What this task involves: Could you return all of the records exactly, minus their images?

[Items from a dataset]
· · ·

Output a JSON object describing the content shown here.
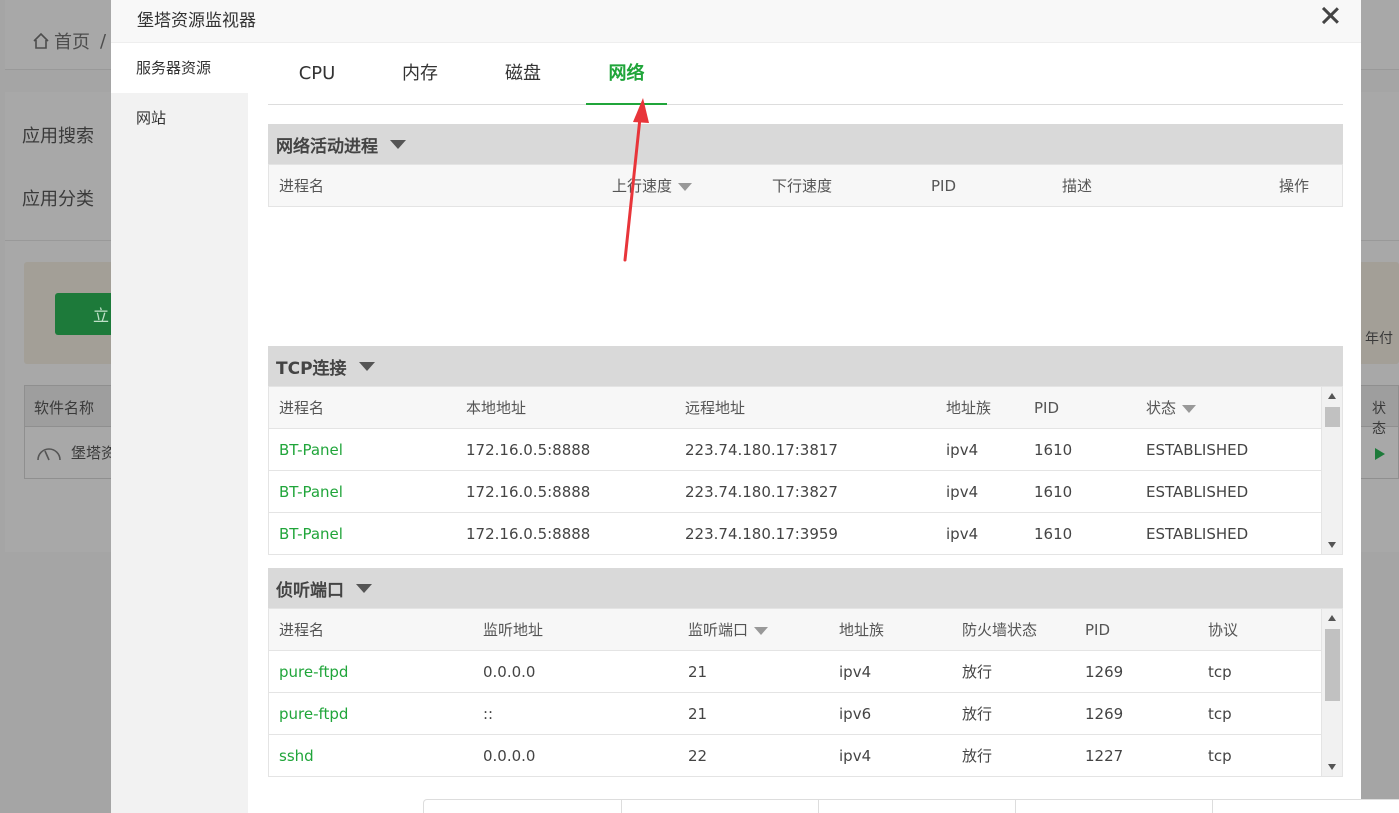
{
  "background": {
    "breadcrumb_home": "首页",
    "breadcrumb_sep": "/",
    "label_search": "应用搜索",
    "label_category": "应用分类",
    "button_partial": "立",
    "table_col_name": "软件名称",
    "row_name_partial": "堡塔资",
    "right_text_1": "年付",
    "right_text_2": "状态"
  },
  "modal": {
    "title": "堡塔资源监视器",
    "side_nav": [
      {
        "label": "服务器资源"
      },
      {
        "label": "网站"
      }
    ],
    "tabs": [
      {
        "label": "CPU"
      },
      {
        "label": "内存"
      },
      {
        "label": "磁盘"
      },
      {
        "label": "网络"
      }
    ],
    "active_tab": "网络",
    "net_process": {
      "title": "网络活动进程",
      "headers": [
        "进程名",
        "上行速度",
        "下行速度",
        "PID",
        "描述",
        "操作"
      ]
    },
    "tcp": {
      "title": "TCP连接",
      "headers": [
        "进程名",
        "本地地址",
        "远程地址",
        "地址族",
        "PID",
        "状态"
      ],
      "rows": [
        [
          "BT-Panel",
          "172.16.0.5:8888",
          "223.74.180.17:3817",
          "ipv4",
          "1610",
          "ESTABLISHED"
        ],
        [
          "BT-Panel",
          "172.16.0.5:8888",
          "223.74.180.17:3827",
          "ipv4",
          "1610",
          "ESTABLISHED"
        ],
        [
          "BT-Panel",
          "172.16.0.5:8888",
          "223.74.180.17:3959",
          "ipv4",
          "1610",
          "ESTABLISHED"
        ]
      ]
    },
    "listen": {
      "title": "侦听端口",
      "headers": [
        "进程名",
        "监听地址",
        "监听端口",
        "地址族",
        "防火墙状态",
        "PID",
        "协议"
      ],
      "rows": [
        [
          "pure-ftpd",
          "0.0.0.0",
          "21",
          "ipv4",
          "放行",
          "1269",
          "tcp"
        ],
        [
          "pure-ftpd",
          "::",
          "21",
          "ipv6",
          "放行",
          "1269",
          "tcp"
        ],
        [
          "sshd",
          "0.0.0.0",
          "22",
          "ipv4",
          "放行",
          "1227",
          "tcp"
        ]
      ]
    }
  },
  "colors": {
    "accent": "#20a53a",
    "annotation_arrow": "#e8353a"
  }
}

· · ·

Response for this exercise:
Output a JSON object describing the content shown here.
{
  "background": {
    "breadcrumb_home": "首页",
    "breadcrumb_sep": "/",
    "label_search": "应用搜索",
    "label_category": "应用分类",
    "button_partial": "立",
    "table_col_name": "软件名称",
    "row_name_partial": "堡塔资",
    "right_text_1": "年付",
    "right_text_2": "状态"
  },
  "modal": {
    "title": "堡塔资源监视器",
    "side_nav": [
      {
        "label": "服务器资源"
      },
      {
        "label": "网站"
      }
    ],
    "tabs": [
      {
        "label": "CPU"
      },
      {
        "label": "内存"
      },
      {
        "label": "磁盘"
      },
      {
        "label": "网络"
      }
    ],
    "active_tab": "网络",
    "net_process": {
      "title": "网络活动进程",
      "headers": [
        "进程名",
        "上行速度",
        "下行速度",
        "PID",
        "描述",
        "操作"
      ]
    },
    "tcp": {
      "title": "TCP连接",
      "headers": [
        "进程名",
        "本地地址",
        "远程地址",
        "地址族",
        "PID",
        "状态"
      ],
      "rows": [
        [
          "BT-Panel",
          "172.16.0.5:8888",
          "223.74.180.17:3817",
          "ipv4",
          "1610",
          "ESTABLISHED"
        ],
        [
          "BT-Panel",
          "172.16.0.5:8888",
          "223.74.180.17:3827",
          "ipv4",
          "1610",
          "ESTABLISHED"
        ],
        [
          "BT-Panel",
          "172.16.0.5:8888",
          "223.74.180.17:3959",
          "ipv4",
          "1610",
          "ESTABLISHED"
        ]
      ]
    },
    "listen": {
      "title": "侦听端口",
      "headers": [
        "进程名",
        "监听地址",
        "监听端口",
        "地址族",
        "防火墙状态",
        "PID",
        "协议"
      ],
      "rows": [
        [
          "pure-ftpd",
          "0.0.0.0",
          "21",
          "ipv4",
          "放行",
          "1269",
          "tcp"
        ],
        [
          "pure-ftpd",
          "::",
          "21",
          "ipv6",
          "放行",
          "1269",
          "tcp"
        ],
        [
          "sshd",
          "0.0.0.0",
          "22",
          "ipv4",
          "放行",
          "1227",
          "tcp"
        ]
      ]
    }
  },
  "colors": {
    "accent": "#20a53a",
    "annotation_arrow": "#e8353a"
  }
}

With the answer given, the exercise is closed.